2. There will be good rides and bad rides.
Riding horses can feel as if you’re on a roller coaster, especially on a young horse. By “bad ride” I don’t necessarily mean that you get thrown off—although that does indeed count as a bad ride. But it could also just be a ride where you and your horse are having trouble understanding what the other is trying to say. Choose your battles with your horse wisely, and remember that a bad ride isn’t always the horse’s fault. When a ride does go bad, don’t get discouraged, because a good ride is probably just around the corner.
3. You can—and should—learn from everyone.
There’s someone out there who knows more than you know, no matter what level of rider you are. Expand your knowledge. You don’t have to pay to go to clinics to learn, either—although clinics are great learning environments—you can attend a horse show and watch riders in the warmup ring and show pen. Watch and ask questions as much as possible; this will develop you into a better horseman. Even top trainers have a beginner’s mindset, meaning they’re willing to take knowledge from anyone—even if they can only apply part of it to their program.
4. Horses nudge out other activities.

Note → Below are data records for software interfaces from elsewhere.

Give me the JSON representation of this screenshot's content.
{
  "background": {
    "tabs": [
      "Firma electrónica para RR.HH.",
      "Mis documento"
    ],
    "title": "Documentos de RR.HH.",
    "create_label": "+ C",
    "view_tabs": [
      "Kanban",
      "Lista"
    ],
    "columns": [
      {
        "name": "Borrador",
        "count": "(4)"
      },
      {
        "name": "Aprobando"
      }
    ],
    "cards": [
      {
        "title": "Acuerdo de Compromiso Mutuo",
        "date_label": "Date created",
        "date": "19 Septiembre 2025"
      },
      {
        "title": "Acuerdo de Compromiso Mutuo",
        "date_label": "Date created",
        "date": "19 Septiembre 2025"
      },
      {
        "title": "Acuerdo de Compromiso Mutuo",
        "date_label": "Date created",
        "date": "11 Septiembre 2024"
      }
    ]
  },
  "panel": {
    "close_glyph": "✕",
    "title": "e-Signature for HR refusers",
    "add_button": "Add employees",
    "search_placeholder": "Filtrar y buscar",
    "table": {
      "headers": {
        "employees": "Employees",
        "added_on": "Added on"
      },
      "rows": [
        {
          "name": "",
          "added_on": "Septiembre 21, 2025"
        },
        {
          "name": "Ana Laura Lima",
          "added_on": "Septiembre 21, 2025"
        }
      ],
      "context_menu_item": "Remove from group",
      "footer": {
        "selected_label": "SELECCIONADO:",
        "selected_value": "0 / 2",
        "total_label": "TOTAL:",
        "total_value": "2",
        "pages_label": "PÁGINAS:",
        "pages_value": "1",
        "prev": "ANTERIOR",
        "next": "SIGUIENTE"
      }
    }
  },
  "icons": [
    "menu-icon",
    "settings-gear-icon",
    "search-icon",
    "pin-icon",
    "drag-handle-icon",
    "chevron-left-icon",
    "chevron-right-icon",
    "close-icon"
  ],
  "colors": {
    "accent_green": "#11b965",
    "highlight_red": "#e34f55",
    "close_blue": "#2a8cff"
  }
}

The cost and time commitment involved don’t leave a lot left over for other pursuits. Scheduling and budgeting are a necessity with horses, most of your paycheck will go towards your horse’s needs and most of your time will be spent in the barn taking care of your horse or riding. Not to mention, horses can’t take care of themselves. So vacations, holidays, and sick days don’t matter, someone has to clean pens and make sure they have food and water.
5. Horses are a privilege.
Don’t take owning horses for granted. Someone out there is wishing to be in your shoes and would squeal to be able to pick out pens for the privilege of spending time in a barn around horses. Horses can be a headache and a lot of work, but only a lucky few are able to own horses. So, as you grumble when you clean stalls or throw hay into the hay loft, remember you’re living a life that some can only wish for.
6. Horses are the answer to all of life’s problems.
Whether you’re happy, sad, or somewhere in between, horses will make your day better. I mean, is there anything that planting a kiss on a soft, fuzzy muzzle can’t fix? They say horses are the best therapy, and it’s so true! The sound of horses munching on hay, the smell of a horse’s coat, the feeling of the wind in your hair as you lope across an open field—there’s simply nothing better in life. Once you accept this reality, you will be living your best horse life.